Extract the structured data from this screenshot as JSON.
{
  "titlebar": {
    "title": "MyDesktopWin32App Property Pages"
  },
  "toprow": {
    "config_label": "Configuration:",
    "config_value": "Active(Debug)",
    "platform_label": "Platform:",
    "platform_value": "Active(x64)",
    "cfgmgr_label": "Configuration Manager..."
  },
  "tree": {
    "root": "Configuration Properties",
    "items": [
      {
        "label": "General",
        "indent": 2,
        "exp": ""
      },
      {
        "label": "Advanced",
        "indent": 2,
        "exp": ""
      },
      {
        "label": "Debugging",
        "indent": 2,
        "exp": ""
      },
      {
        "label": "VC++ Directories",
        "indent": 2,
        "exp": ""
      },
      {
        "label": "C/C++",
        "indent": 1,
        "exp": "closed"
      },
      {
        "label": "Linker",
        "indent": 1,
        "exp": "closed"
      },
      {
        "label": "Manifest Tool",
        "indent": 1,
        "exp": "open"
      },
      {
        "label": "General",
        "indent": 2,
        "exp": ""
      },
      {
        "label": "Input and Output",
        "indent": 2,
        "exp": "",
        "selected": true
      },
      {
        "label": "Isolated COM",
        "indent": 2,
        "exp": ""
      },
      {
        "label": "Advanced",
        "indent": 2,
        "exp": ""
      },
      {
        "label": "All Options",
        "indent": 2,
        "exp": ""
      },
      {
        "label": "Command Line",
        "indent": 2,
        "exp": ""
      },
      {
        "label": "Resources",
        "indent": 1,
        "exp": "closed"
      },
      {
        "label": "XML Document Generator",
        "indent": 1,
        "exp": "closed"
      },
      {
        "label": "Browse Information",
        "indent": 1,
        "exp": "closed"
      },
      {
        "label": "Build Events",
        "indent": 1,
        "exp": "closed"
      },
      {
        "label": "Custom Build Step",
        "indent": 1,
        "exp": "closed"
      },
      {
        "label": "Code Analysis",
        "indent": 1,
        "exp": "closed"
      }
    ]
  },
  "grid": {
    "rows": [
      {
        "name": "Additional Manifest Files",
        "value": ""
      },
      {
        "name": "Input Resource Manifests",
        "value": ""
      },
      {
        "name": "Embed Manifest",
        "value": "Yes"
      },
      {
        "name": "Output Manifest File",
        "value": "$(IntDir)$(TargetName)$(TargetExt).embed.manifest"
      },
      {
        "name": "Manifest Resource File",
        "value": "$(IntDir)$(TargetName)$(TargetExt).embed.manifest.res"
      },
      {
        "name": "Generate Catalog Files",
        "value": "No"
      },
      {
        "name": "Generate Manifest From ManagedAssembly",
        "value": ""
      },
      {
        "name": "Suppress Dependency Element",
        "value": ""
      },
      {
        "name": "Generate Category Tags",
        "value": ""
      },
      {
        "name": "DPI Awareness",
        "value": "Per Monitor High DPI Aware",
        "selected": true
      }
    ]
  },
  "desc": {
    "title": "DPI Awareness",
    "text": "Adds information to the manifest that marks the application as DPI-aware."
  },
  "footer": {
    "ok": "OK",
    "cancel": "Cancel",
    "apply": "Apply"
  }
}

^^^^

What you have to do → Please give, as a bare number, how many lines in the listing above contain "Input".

Result of this exercise → 2